Koenig, Harold G.
Harold Koenig completed his undergraduate education at Stanford University, nursing school at San Joaquin Delta College, medical school training at the University of California at San Francisco, and geriatric medicine, psychiatry, and biostatistics training at Duke University Medical Center. He is on the faculty at Duke as Professor of Psychiatry and Behavioral Sciences, and Associate Professor of Medicine. He is also Adjunct Professor in the Department of Medicine at King Abdulaziz University, Jeddah, Saudi Arabia, and Adjunct Professor in the School of Public Health at Ningxia Medical University, Yinchuan, People's Republic of China. Dr. Koenig is Director of the Center for Spirituality, Theology and Health at Duke University Medical Center, and has published extensively in the fields of mental health, geriatrics, and religion, with over 500 scientific peer-reviewed publications and book chapters and nearly 50 books in print or preparation. His research on religion, health and ethical issues in medicine has been featured on dozens of national and international TV news programs, over a hundred national or international radio programs, and hundreds of newspapers and magazines. Dr. Koenig has given testimony before the U.S. Senate (1998) and U.S. House of Representatives (2008) concerning the benefits of religion and spirituality on public health, and travels widely to give seminars and workshops on this topic.
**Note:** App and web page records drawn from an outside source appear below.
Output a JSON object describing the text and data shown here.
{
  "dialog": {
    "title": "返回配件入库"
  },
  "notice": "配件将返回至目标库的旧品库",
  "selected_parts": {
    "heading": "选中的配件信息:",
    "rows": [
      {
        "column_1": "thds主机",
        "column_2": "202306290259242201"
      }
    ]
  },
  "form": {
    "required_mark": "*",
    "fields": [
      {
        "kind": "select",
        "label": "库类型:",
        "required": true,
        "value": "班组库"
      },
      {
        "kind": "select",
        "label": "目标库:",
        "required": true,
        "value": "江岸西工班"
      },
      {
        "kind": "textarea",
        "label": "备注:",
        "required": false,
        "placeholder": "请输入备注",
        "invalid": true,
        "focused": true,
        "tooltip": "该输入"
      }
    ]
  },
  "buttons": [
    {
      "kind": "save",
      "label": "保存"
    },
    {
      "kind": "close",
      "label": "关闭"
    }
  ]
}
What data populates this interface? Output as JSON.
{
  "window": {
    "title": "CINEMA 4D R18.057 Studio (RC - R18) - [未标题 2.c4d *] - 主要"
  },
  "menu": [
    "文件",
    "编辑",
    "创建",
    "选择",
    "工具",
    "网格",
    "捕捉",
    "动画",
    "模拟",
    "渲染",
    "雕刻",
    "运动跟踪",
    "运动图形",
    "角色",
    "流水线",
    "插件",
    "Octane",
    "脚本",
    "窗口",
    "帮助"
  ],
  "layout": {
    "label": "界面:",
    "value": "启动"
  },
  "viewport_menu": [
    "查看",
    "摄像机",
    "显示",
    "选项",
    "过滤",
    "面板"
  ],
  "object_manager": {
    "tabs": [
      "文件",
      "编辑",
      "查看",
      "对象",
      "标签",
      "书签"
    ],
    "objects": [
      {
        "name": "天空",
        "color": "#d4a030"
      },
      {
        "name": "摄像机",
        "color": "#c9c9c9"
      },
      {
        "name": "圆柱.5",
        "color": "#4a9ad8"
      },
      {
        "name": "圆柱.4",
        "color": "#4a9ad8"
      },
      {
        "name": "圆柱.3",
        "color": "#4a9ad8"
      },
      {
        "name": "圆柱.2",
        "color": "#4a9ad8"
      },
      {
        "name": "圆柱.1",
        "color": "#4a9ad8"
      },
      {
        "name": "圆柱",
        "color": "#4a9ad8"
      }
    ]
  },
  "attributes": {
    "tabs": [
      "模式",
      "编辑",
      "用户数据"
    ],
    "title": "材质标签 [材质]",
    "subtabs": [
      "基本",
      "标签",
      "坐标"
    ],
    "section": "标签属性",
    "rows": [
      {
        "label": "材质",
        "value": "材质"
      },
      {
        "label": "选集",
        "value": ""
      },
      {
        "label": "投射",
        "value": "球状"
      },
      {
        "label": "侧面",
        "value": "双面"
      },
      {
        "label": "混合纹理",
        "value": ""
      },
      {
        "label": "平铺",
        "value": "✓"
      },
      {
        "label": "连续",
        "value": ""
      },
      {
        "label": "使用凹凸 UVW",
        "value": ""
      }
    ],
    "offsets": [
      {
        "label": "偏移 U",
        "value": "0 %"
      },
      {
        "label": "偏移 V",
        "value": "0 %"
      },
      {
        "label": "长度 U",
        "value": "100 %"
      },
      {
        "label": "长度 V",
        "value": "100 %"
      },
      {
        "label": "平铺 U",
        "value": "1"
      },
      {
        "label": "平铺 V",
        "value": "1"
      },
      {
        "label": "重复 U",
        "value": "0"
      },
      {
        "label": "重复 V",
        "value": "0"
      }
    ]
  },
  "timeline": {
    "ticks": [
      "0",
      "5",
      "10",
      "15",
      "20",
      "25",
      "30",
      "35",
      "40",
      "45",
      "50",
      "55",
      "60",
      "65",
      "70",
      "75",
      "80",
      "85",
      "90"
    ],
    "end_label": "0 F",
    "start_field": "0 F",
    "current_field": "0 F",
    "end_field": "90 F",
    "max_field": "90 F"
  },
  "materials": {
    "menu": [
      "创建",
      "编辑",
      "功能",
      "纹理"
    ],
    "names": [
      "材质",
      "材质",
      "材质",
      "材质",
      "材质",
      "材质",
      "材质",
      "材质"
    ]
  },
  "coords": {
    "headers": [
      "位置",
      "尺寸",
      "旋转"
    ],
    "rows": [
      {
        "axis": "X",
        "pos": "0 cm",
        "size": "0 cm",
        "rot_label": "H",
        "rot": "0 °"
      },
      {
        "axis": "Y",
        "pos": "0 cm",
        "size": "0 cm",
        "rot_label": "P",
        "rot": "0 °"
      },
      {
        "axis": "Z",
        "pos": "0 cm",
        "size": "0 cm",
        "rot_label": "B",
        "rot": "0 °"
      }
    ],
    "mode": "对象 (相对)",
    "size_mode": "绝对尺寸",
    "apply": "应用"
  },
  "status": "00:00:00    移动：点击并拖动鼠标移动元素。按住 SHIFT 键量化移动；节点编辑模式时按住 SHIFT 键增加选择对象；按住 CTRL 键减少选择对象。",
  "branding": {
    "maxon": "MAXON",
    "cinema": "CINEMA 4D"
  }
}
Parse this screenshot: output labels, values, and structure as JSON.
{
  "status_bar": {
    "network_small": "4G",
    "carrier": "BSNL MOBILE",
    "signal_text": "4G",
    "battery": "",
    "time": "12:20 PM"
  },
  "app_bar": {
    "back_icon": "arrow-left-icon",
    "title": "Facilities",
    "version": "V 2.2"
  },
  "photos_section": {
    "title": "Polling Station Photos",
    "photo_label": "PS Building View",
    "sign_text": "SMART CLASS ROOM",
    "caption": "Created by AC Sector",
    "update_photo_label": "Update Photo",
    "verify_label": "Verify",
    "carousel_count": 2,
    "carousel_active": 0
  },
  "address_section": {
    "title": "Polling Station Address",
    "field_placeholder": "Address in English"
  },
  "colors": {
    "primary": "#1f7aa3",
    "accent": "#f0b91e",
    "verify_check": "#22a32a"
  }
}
He is the recipient of the 2012 Oskar Pfister Award from the American Psychiatric Association and the 2013 Gary Collins Award from the American Association of Christian Counselors.